> _Required action_:
Go through the lines below and tally those containing the string "JSON". Respond with the number only.

[Stored items from a collection]
= = = =
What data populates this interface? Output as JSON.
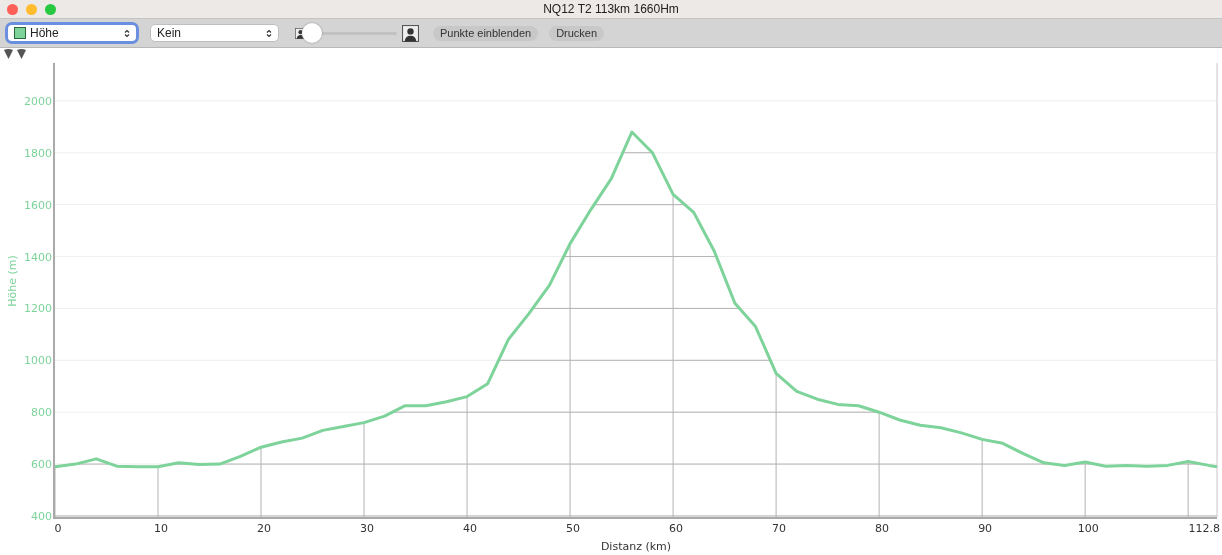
{
  "window": {
    "title": "NQ12 T2 113km 1660Hm"
  },
  "toolbar": {
    "series_select": {
      "value": "Höhe",
      "color": "#7dd39a"
    },
    "second_select": {
      "value": "Kein"
    },
    "zoom_slider": {
      "level": 0
    },
    "buttons": [
      "Punkte einblenden",
      "Drucken"
    ]
  },
  "chart": {
    "chart_data": {
      "type": "line",
      "xlabel": "Distanz (km)",
      "ylabel": "Höhe (m)",
      "x": [
        0,
        2,
        4,
        6,
        8,
        10,
        12,
        14,
        16,
        18,
        20,
        22,
        24,
        26,
        28,
        30,
        32,
        34,
        36,
        38,
        40,
        42,
        44,
        46,
        48,
        50,
        52,
        54,
        56,
        58,
        60,
        62,
        64,
        66,
        68,
        70,
        72,
        74,
        76,
        78,
        80,
        82,
        84,
        86,
        88,
        90,
        92,
        94,
        96,
        98,
        100,
        102,
        104,
        106,
        108,
        110,
        112,
        112.8
      ],
      "series": [
        {
          "color": "#7dd39a",
          "values": [
            590,
            600,
            620,
            592,
            590,
            590,
            605,
            598,
            600,
            630,
            665,
            685,
            700,
            730,
            745,
            760,
            785,
            825,
            825,
            840,
            860,
            910,
            1080,
            1180,
            1290,
            1450,
            1580,
            1700,
            1880,
            1800,
            1640,
            1570,
            1420,
            1220,
            1130,
            950,
            880,
            850,
            830,
            825,
            800,
            770,
            750,
            740,
            720,
            695,
            680,
            640,
            605,
            595,
            608,
            592,
            595,
            592,
            595,
            610,
            595,
            590
          ]
        }
      ],
      "grid": true,
      "xlim": [
        0,
        112.8
      ],
      "ylim": [
        396,
        2146
      ],
      "xticks": [
        0,
        10,
        20,
        30,
        40,
        50,
        60,
        70,
        80,
        90,
        100,
        {
          "value": 112.8,
          "label": "112.8"
        }
      ],
      "yticks": [
        400,
        600,
        800,
        1000,
        1200,
        1400,
        1600,
        1800,
        2000
      ]
    }
  }
}
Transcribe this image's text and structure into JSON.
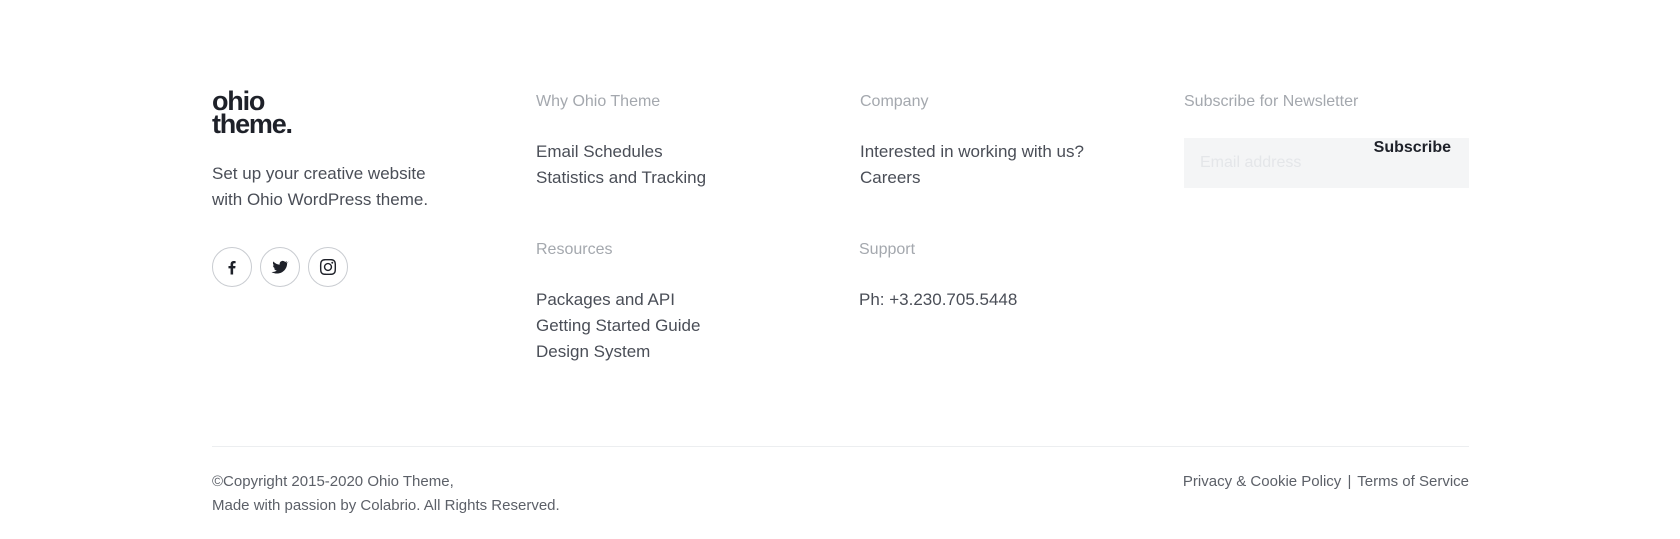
{
  "brand": {
    "logo_line1": "ohio",
    "logo_line2": "theme.",
    "tagline_line1": "Set up your creative website",
    "tagline_line2": "with Ohio WordPress theme."
  },
  "socials": [
    {
      "icon": "facebook-icon"
    },
    {
      "icon": "twitter-icon"
    },
    {
      "icon": "instagram-icon"
    }
  ],
  "why": {
    "title": "Why Ohio Theme",
    "links": [
      "Email Schedules",
      "Statistics and Tracking"
    ]
  },
  "resources": {
    "title": "Resources",
    "links": [
      "Packages and API",
      "Getting Started Guide",
      "Design System"
    ]
  },
  "company": {
    "title": "Company",
    "links": [
      "Interested in working with us?",
      "Careers"
    ]
  },
  "support": {
    "title": "Support",
    "phone": "Ph: +3.230.705.5448"
  },
  "newsletter": {
    "title": "Subscribe for Newsletter",
    "placeholder": "Email address",
    "button": "Subscribe"
  },
  "copyright": {
    "line1": "©Copyright 2015-2020 Ohio Theme,",
    "line2": "Made with passion by Colabrio. All Rights Reserved."
  },
  "legal": {
    "privacy": "Privacy & Cookie Policy",
    "separator": "|",
    "terms": "Terms of Service"
  }
}
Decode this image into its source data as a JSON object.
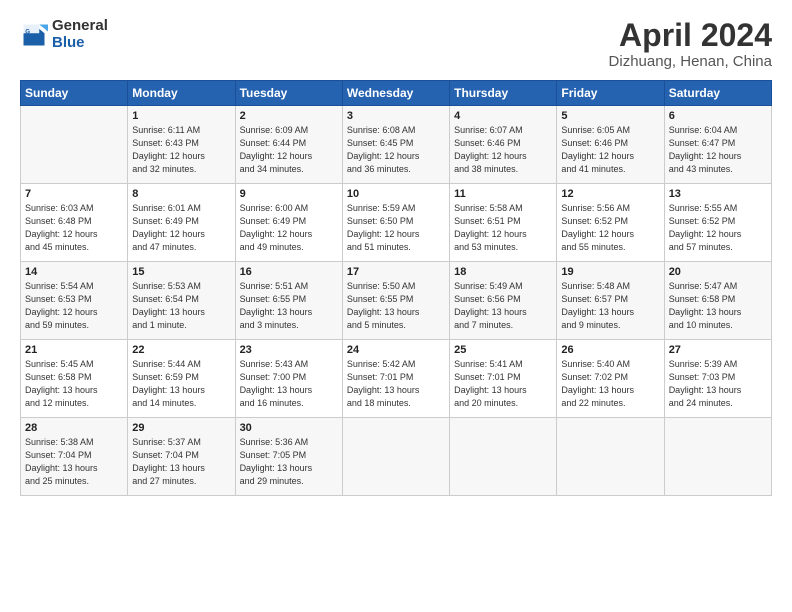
{
  "logo": {
    "general": "General",
    "blue": "Blue"
  },
  "header": {
    "month": "April 2024",
    "location": "Dizhuang, Henan, China"
  },
  "weekdays": [
    "Sunday",
    "Monday",
    "Tuesday",
    "Wednesday",
    "Thursday",
    "Friday",
    "Saturday"
  ],
  "weeks": [
    [
      {
        "day": "",
        "info": ""
      },
      {
        "day": "1",
        "info": "Sunrise: 6:11 AM\nSunset: 6:43 PM\nDaylight: 12 hours\nand 32 minutes."
      },
      {
        "day": "2",
        "info": "Sunrise: 6:09 AM\nSunset: 6:44 PM\nDaylight: 12 hours\nand 34 minutes."
      },
      {
        "day": "3",
        "info": "Sunrise: 6:08 AM\nSunset: 6:45 PM\nDaylight: 12 hours\nand 36 minutes."
      },
      {
        "day": "4",
        "info": "Sunrise: 6:07 AM\nSunset: 6:46 PM\nDaylight: 12 hours\nand 38 minutes."
      },
      {
        "day": "5",
        "info": "Sunrise: 6:05 AM\nSunset: 6:46 PM\nDaylight: 12 hours\nand 41 minutes."
      },
      {
        "day": "6",
        "info": "Sunrise: 6:04 AM\nSunset: 6:47 PM\nDaylight: 12 hours\nand 43 minutes."
      }
    ],
    [
      {
        "day": "7",
        "info": "Sunrise: 6:03 AM\nSunset: 6:48 PM\nDaylight: 12 hours\nand 45 minutes."
      },
      {
        "day": "8",
        "info": "Sunrise: 6:01 AM\nSunset: 6:49 PM\nDaylight: 12 hours\nand 47 minutes."
      },
      {
        "day": "9",
        "info": "Sunrise: 6:00 AM\nSunset: 6:49 PM\nDaylight: 12 hours\nand 49 minutes."
      },
      {
        "day": "10",
        "info": "Sunrise: 5:59 AM\nSunset: 6:50 PM\nDaylight: 12 hours\nand 51 minutes."
      },
      {
        "day": "11",
        "info": "Sunrise: 5:58 AM\nSunset: 6:51 PM\nDaylight: 12 hours\nand 53 minutes."
      },
      {
        "day": "12",
        "info": "Sunrise: 5:56 AM\nSunset: 6:52 PM\nDaylight: 12 hours\nand 55 minutes."
      },
      {
        "day": "13",
        "info": "Sunrise: 5:55 AM\nSunset: 6:52 PM\nDaylight: 12 hours\nand 57 minutes."
      }
    ],
    [
      {
        "day": "14",
        "info": "Sunrise: 5:54 AM\nSunset: 6:53 PM\nDaylight: 12 hours\nand 59 minutes."
      },
      {
        "day": "15",
        "info": "Sunrise: 5:53 AM\nSunset: 6:54 PM\nDaylight: 13 hours\nand 1 minute."
      },
      {
        "day": "16",
        "info": "Sunrise: 5:51 AM\nSunset: 6:55 PM\nDaylight: 13 hours\nand 3 minutes."
      },
      {
        "day": "17",
        "info": "Sunrise: 5:50 AM\nSunset: 6:55 PM\nDaylight: 13 hours\nand 5 minutes."
      },
      {
        "day": "18",
        "info": "Sunrise: 5:49 AM\nSunset: 6:56 PM\nDaylight: 13 hours\nand 7 minutes."
      },
      {
        "day": "19",
        "info": "Sunrise: 5:48 AM\nSunset: 6:57 PM\nDaylight: 13 hours\nand 9 minutes."
      },
      {
        "day": "20",
        "info": "Sunrise: 5:47 AM\nSunset: 6:58 PM\nDaylight: 13 hours\nand 10 minutes."
      }
    ],
    [
      {
        "day": "21",
        "info": "Sunrise: 5:45 AM\nSunset: 6:58 PM\nDaylight: 13 hours\nand 12 minutes."
      },
      {
        "day": "22",
        "info": "Sunrise: 5:44 AM\nSunset: 6:59 PM\nDaylight: 13 hours\nand 14 minutes."
      },
      {
        "day": "23",
        "info": "Sunrise: 5:43 AM\nSunset: 7:00 PM\nDaylight: 13 hours\nand 16 minutes."
      },
      {
        "day": "24",
        "info": "Sunrise: 5:42 AM\nSunset: 7:01 PM\nDaylight: 13 hours\nand 18 minutes."
      },
      {
        "day": "25",
        "info": "Sunrise: 5:41 AM\nSunset: 7:01 PM\nDaylight: 13 hours\nand 20 minutes."
      },
      {
        "day": "26",
        "info": "Sunrise: 5:40 AM\nSunset: 7:02 PM\nDaylight: 13 hours\nand 22 minutes."
      },
      {
        "day": "27",
        "info": "Sunrise: 5:39 AM\nSunset: 7:03 PM\nDaylight: 13 hours\nand 24 minutes."
      }
    ],
    [
      {
        "day": "28",
        "info": "Sunrise: 5:38 AM\nSunset: 7:04 PM\nDaylight: 13 hours\nand 25 minutes."
      },
      {
        "day": "29",
        "info": "Sunrise: 5:37 AM\nSunset: 7:04 PM\nDaylight: 13 hours\nand 27 minutes."
      },
      {
        "day": "30",
        "info": "Sunrise: 5:36 AM\nSunset: 7:05 PM\nDaylight: 13 hours\nand 29 minutes."
      },
      {
        "day": "",
        "info": ""
      },
      {
        "day": "",
        "info": ""
      },
      {
        "day": "",
        "info": ""
      },
      {
        "day": "",
        "info": ""
      }
    ]
  ]
}
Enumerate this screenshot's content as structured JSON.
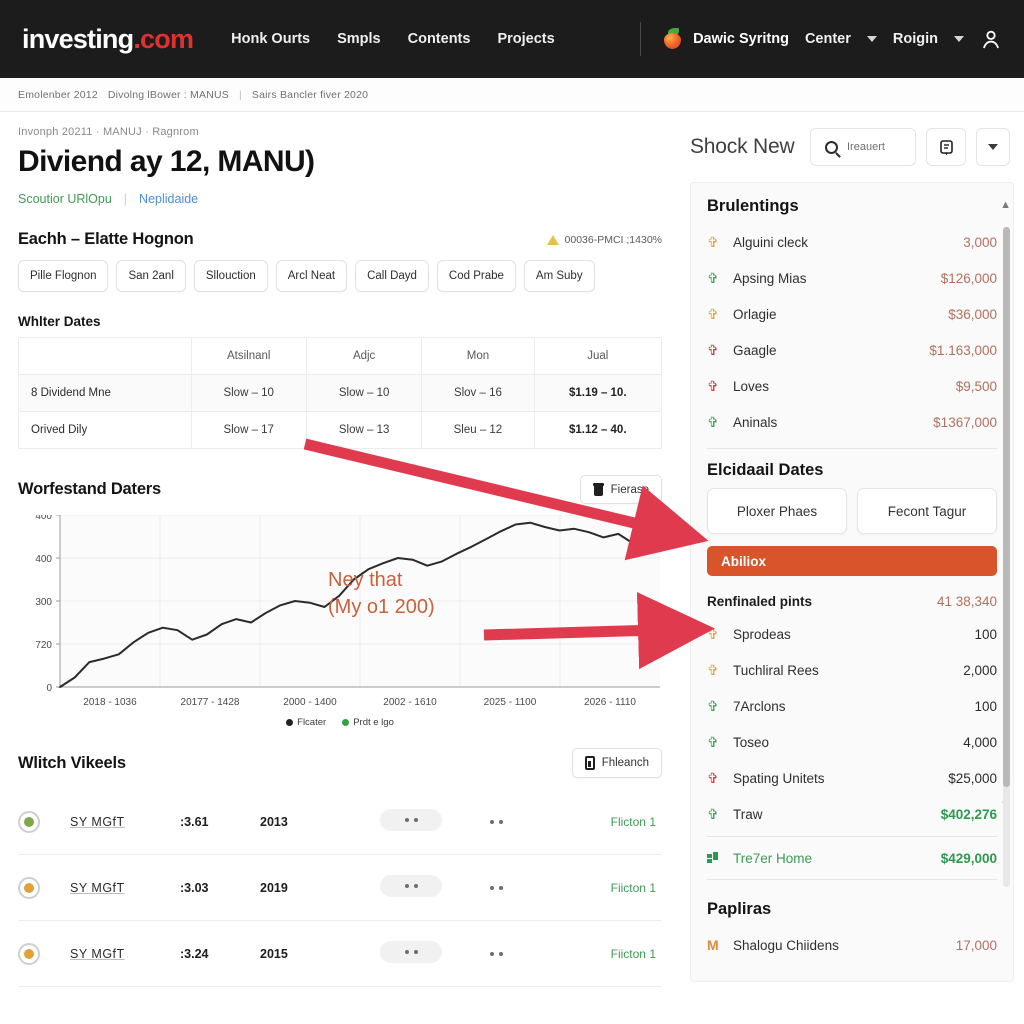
{
  "nav": {
    "logo_investing": "investing",
    "logo_com": ".com",
    "links": [
      "Honk Ourts",
      "Smpls",
      "Contents",
      "Projects"
    ],
    "user_name": "Dawic Syritng",
    "center_label": "Center",
    "region_label": "Roigin",
    "berry_icon": "berry-icon",
    "avatar_icon": "person-icon"
  },
  "crumbstrip": {
    "item1": "Emolenber 2012",
    "item2": "Divolng lBower : MANUS",
    "sep": "|",
    "item3": "Sairs Bancler fiver 2020"
  },
  "left": {
    "breadcrumb": "Invonph 20211  ·  MANUJ  ·  Ragnrom",
    "title": "Diviend ay 12, MANU)",
    "sublink_green": "Scoutior URlOpu",
    "sublink_sep": "|",
    "sublink_blue": "Neplidaide",
    "section_title": "Eachh – Elatte Hognon",
    "alert_text": "00036-PMCI ;1430%",
    "pills": [
      "Pille Flognon",
      "San 2anl",
      "Sllouction",
      "Arcl Neat",
      "Call Dayd",
      "Cod Prabe",
      "Am Suby"
    ],
    "table_title": "Whlter Dates",
    "table": {
      "headers": [
        "",
        "Atsilnanl",
        "Adjc",
        "Mon",
        "Jual"
      ],
      "rows": [
        [
          "8 Dividend Mne",
          "Slow – 10",
          "Slow – 10",
          "Slov – 16",
          "$1.19 – 10."
        ],
        [
          "Orived Dily",
          "Slow – 17",
          "Slow – 13",
          "Sleu – 12",
          "$1.12 – 40."
        ]
      ]
    },
    "chart_title": "Worfestand Daters",
    "chart_btn": "Fierase",
    "chart_btn_icon": "trash-icon",
    "list_title": "Wlitch Vikeels",
    "list_btn": "Fhleanch",
    "list_btn_icon": "battery-icon",
    "list_rows": [
      {
        "dot_color": "#7fa84a",
        "symbol": "SY MGfT",
        "a": ":3.61",
        "b": "2013",
        "right": "Flicton 1"
      },
      {
        "dot_color": "#dfa23a",
        "symbol": "SY MGfT",
        "a": ":3.03",
        "b": "2019",
        "right": "Fiicton 1"
      },
      {
        "dot_color": "#dfa23a",
        "symbol": "SY MGfT",
        "a": ":3.24",
        "b": "2015",
        "right": "Fiicton 1"
      }
    ]
  },
  "chart_data": {
    "type": "line",
    "title": "Worfestand Daters",
    "xlabel": "",
    "ylabel": "",
    "ylim": [
      0,
      400
    ],
    "yticks": [
      "400",
      "400",
      "300",
      "720",
      "0"
    ],
    "xticks": [
      "2018 - 1036",
      "20177 - 1428",
      "2000 - 1400",
      "2002 - 1610",
      "2025 - 1100",
      "2026 - 1110"
    ],
    "annotation": "Ney that\n(My o1 200)",
    "legend": [
      "Flcater",
      "Prdt e lgo"
    ],
    "legend_colors": [
      "#222222",
      "#2fa14b"
    ],
    "grid": true,
    "series": [
      {
        "name": "Flcater",
        "color": "#2b2b2b",
        "values": [
          0,
          22,
          58,
          66,
          76,
          104,
          126,
          138,
          132,
          110,
          122,
          146,
          158,
          150,
          172,
          190,
          200,
          196,
          186,
          212,
          250,
          274,
          288,
          300,
          296,
          282,
          292,
          310,
          326,
          344,
          362,
          378,
          382,
          372,
          364,
          368,
          360,
          348,
          356,
          334
        ]
      }
    ]
  },
  "right": {
    "panel_title": "Shock New",
    "search_placeholder": "Ireauert",
    "search_icon": "search-icon",
    "doc_icon": "document-icon",
    "chevron_icon": "chevron-down-icon",
    "section1_title": "Brulentings",
    "section1_rows": [
      {
        "icon_color": "#e0a23c",
        "name": "Alguini cleck",
        "value": "3,000"
      },
      {
        "icon_color": "#3aa350",
        "name": "Apsing Mias",
        "value": "$126,000"
      },
      {
        "icon_color": "#e0a23c",
        "name": "Orlagie",
        "value": "$36,000"
      },
      {
        "icon_color": "#cc3b3b",
        "name": "Gaagle",
        "value": "$1.163,000"
      },
      {
        "icon_color": "#cc3b3b",
        "name": "Loves",
        "value": "$9,500"
      },
      {
        "icon_color": "#3aa350",
        "name": "Aninals",
        "value": "$1367,000"
      }
    ],
    "section2_title": "Elcidaail Dates",
    "btn1": "Ploxer Phaes",
    "btn2": "Fecont Tagur",
    "bar_label": "Abiliox",
    "kv_key": "Renfinaled pints",
    "kv_value": "41 38,340",
    "section2_rows": [
      {
        "icon_color": "#e0a23c",
        "name": "Sprodeas",
        "value": "100"
      },
      {
        "icon_color": "#e0a23c",
        "name": "Tuchliral Rees",
        "value": "2,000"
      },
      {
        "icon_color": "#3aa350",
        "name": "7Arclons",
        "value": "100"
      },
      {
        "icon_color": "#3aa350",
        "name": "Toseo",
        "value": "4,000"
      },
      {
        "icon_color": "#cc3b3b",
        "name": "Spating Unitets",
        "value": "$25,000"
      },
      {
        "icon_color": "#3aa350",
        "name": "Traw",
        "value": "$402,276",
        "green": true
      }
    ],
    "total_icon": "grid-icon",
    "total_label": "Tre7er Home",
    "total_value": "$429,000",
    "section3_title": "Papliras",
    "section3_rows": [
      {
        "icon_letter": "M",
        "name": "Shalogu Chiidens",
        "value": "17,000"
      }
    ]
  },
  "annotations": {
    "arrow_color": "#e03a4e",
    "arrow1": "arrow-to-chart-header",
    "arrow2": "arrow-to-abiliox-bar"
  }
}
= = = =
> _Output of the exercise_:
4